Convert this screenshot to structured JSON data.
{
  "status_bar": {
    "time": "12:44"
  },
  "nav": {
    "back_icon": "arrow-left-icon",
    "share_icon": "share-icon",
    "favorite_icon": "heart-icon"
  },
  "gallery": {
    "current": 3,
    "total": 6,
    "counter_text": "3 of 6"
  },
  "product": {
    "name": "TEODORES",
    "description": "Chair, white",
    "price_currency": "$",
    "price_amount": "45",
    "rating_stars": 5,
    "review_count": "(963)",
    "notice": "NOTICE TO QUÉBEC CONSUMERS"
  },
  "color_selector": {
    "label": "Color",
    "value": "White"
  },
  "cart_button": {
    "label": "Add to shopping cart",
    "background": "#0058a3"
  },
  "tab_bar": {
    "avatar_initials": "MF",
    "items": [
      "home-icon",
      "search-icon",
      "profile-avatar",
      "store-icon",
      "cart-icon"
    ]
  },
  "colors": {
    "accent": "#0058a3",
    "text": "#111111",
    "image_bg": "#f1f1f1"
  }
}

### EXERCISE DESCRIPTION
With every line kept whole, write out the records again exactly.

### FINISHED TASK
Convert this screenshot to structured JSON data.
{
  "status_bar": {
    "time": "12:44"
  },
  "nav": {
    "back_icon": "arrow-left-icon",
    "share_icon": "share-icon",
    "favorite_icon": "heart-icon"
  },
  "gallery": {
    "current": 3,
    "total": 6,
    "counter_text": "3 of 6"
  },
  "product": {
    "name": "TEODORES",
    "description": "Chair, white",
    "price_currency": "$",
    "price_amount": "45",
    "rating_stars": 5,
    "review_count": "(963)",
    "notice": "NOTICE TO QUÉBEC CONSUMERS"
  },
  "color_selector": {
    "label": "Color",
    "value": "White"
  },
  "cart_button": {
    "label": "Add to shopping cart",
    "background": "#0058a3"
  },
  "tab_bar": {
    "avatar_initials": "MF",
    "items": [
      "home-icon",
      "search-icon",
      "profile-avatar",
      "store-icon",
      "cart-icon"
    ]
  },
  "colors": {
    "accent": "#0058a3",
    "text": "#111111",
    "image_bg": "#f1f1f1"
  }
}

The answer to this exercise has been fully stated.